Historically, collage has offered artists a means to directly engage with the visual refuse of their time. Through examining, re-organizing, and manipulating this imagery, collage presents a language through which to imagine and realize alternate worlds and relations. My final workshop at Skol's Drawing Research lab aimed to explore collage and its relationship to drawing and imagination in a series of collaborative exercises.

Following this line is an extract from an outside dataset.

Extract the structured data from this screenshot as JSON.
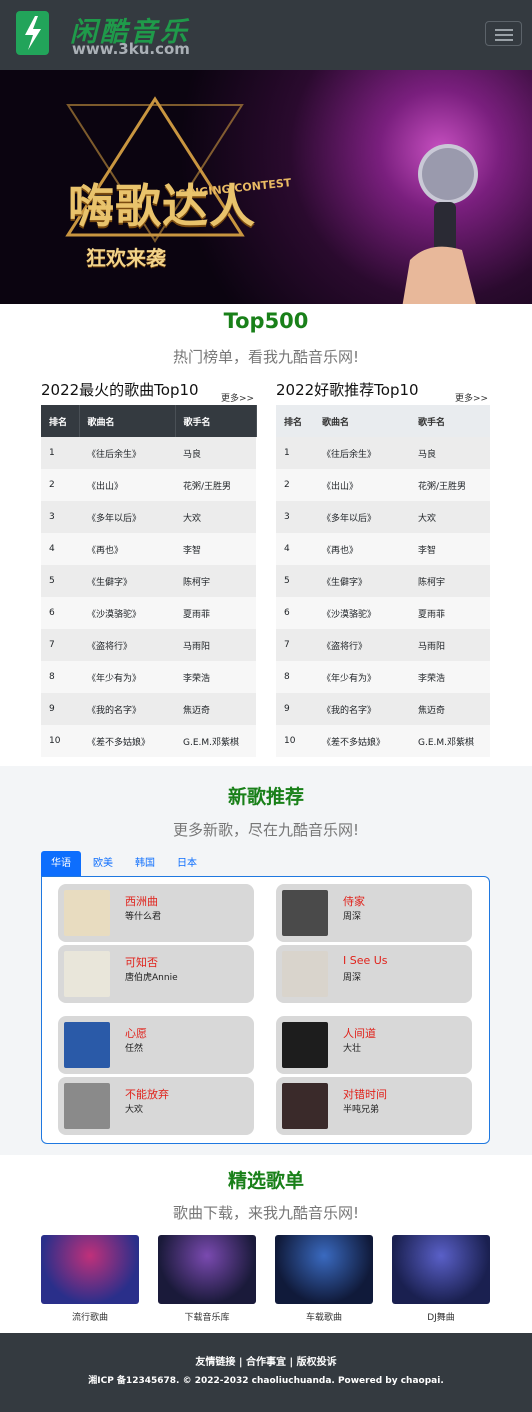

Participants were thrown into a 2-hour whirlwind of "life-size" collage. Using large, found and generated materials, projected lights and images, participants were asked to work in sets of twos: one drawer, one collager. As one drew, the other collaged, creating a conversation between the "real" (found images) and the "imagined" (the self-generated). But as we gained momentum, distinctions became less obvious. Students placed translucent colors on overhead projectors, collaging a mood over an entire scene. Drawers traced projected images, while others cut-up and re-assembled it all. The difference between the found and the made, between collage and drawing, became unclear and unimportant as students freed themselves up to build upon each others work. The end result presents a patchwork of invented narratives and layered imaginings from what was a very uninhibited group.